All decent people yearn to be part of something larger. In point of fact we are part of something larger—call it human evolution or history—but we usually don’t see it. Meditative dialogue is a way to uncover and discover the larger context, and contribute to the present and future of humanity.
Simply and concisely, meditative dialogue means holding a space and only asking questions, while listening deeply for the sound of insight, which is always of the moment and can come from anyone. Insight has distinctive ring, and one can learn to hear it and attune to it. In doing so, the reactive, conditioned mind stops and gives insight its due, rather than pushes on with the mundane meaninglessness of solely personal lives manipulated by the guardians of the social disorder.
In questioning together, when someone feels they have an insight, they pose it as a question for further consideration. The circle questions the questions and questions the insights. It’s fun when it flows. In this way people are really thinking together, without investment in beliefs, opinions, experiences and points of view.
Insights arise from the questioning process, which unfolds in a natural and informal way. It isn’t Jeopardy, but it is a kind of play, done for its own sake. Meditative dialogue isn’t therapy, but it is therapeutic. Wholeness heals.
One goes from the whole to the particular, from love of humanity and the earth to love of one’s nation and family, not from love of one’s family and nation to love of humanity. That way has dead-ended, and continuing with it will finish humanity.
Finding questions that resonate with two or more people is the first step. The right question is like striking a tuning fork. It has an unmistakable resonance, though one has to listen carefully to hear it. When the questions of friends thinking together yield insight, it’s like hearing a few notes of a symphony playing great music. One’s entire being reverberates.

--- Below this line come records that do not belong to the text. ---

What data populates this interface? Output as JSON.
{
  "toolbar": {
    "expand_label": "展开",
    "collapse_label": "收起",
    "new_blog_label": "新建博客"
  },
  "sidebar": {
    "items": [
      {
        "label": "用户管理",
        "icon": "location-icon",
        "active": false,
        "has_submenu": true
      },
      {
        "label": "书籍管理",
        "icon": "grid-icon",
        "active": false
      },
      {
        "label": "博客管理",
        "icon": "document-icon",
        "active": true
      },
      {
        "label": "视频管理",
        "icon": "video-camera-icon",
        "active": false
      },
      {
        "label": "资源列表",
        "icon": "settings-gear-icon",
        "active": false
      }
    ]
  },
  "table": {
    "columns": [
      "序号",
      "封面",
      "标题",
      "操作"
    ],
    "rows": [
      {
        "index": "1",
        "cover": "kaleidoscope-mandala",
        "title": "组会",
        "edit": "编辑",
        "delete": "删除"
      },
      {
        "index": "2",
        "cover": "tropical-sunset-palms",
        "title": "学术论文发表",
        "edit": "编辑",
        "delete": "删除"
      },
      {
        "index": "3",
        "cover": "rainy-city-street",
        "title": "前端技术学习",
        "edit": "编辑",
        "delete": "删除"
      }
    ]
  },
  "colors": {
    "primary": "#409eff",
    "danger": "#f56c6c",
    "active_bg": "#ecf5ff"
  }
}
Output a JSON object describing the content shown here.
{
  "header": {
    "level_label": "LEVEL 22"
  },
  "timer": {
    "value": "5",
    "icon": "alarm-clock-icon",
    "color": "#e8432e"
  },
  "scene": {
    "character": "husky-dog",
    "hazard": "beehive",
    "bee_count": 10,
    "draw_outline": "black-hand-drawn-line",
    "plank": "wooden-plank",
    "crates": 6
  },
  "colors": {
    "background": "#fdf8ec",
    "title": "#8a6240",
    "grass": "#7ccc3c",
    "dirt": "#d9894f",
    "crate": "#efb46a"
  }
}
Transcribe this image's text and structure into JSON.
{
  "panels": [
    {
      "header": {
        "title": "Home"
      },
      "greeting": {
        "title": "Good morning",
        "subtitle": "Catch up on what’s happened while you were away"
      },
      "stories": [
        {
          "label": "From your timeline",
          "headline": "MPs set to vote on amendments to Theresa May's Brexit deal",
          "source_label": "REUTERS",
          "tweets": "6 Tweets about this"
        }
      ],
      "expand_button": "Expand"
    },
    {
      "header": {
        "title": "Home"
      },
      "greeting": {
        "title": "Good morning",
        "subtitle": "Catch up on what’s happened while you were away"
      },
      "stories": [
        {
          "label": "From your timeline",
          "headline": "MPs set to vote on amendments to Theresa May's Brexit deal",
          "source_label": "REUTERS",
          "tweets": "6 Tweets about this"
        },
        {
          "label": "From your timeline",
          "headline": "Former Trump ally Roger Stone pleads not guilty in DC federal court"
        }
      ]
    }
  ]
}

For example, an enquiry I had with a friend today began with a question about depression and depressiveness. Sarah (not her real name) was feeling a “deep flatness of feeling,” so we asked together: Beyond the personal content and background, what is the source of depressiveness?
We asked some questions that didn’t resonate, and then one of us asked: Is depressiveness related to unfelt, unexpressed and misdirected anger? Suddenly the territory opened up, and Sarah spoke of how, especially for girls and women, “anger is not an accepted emotion, accepted behavior.”
She went on to say, “After all, women don’t go to war, men go to war; women don’t play football, men play football.” That’s changing, as women are demanding the right to fight in wars, as if that’s an advance.
“Even so, girls and women are still conditioned that the very emotion of anger is bad,” Sarah said. “I read recently that women are like volcanoes that erupt, and then they are dormant, only to erupt again… is that because they aren’t allowed and don’t allow themselves to directly experience the human emotion of anger?”
That rang true. So, is turning anger on oneself, without feeling the anger at all, feed depression and depressiveness?
That struck a chord. Then we asked: What is the source of the anger?
“Feeling I am nobody,” Sarah said immediately. Is that feeling more of an existential gender trait…do girls and women feel that more than boys and men?
“Yes, I think so,” she replied, “girls often still feel they matter less than boys, even though women are often dominating now. What a contradiction!”
In meditative dialogue the questioning ball is kept rolling and gathers momentum. Each person in the group (whether two or 20—about the maximum number) listens deeply and refrains from giving their opinions or citing their experiences every much. “What is the question?” is the first and ongoing question. There is no answer, just questions, and the insights that arise, with listening and care, from them.
In other words, meditative dialogue implies checking our egos at the door, and creating a protected space to question together and listen for insight without preconception. One views the content of one’s experience and conditioning as source material, not as foundational, and asks questions in themselves, for their own sake, without putting the self at the center.
To the extent we see ourselves as dividuals, we contribute to the division and fragmentation that is destroying humanity and the earth. To the extent we question and ignite insight together as individuals, we contribute to the harmony of humanity and the healing of the earth.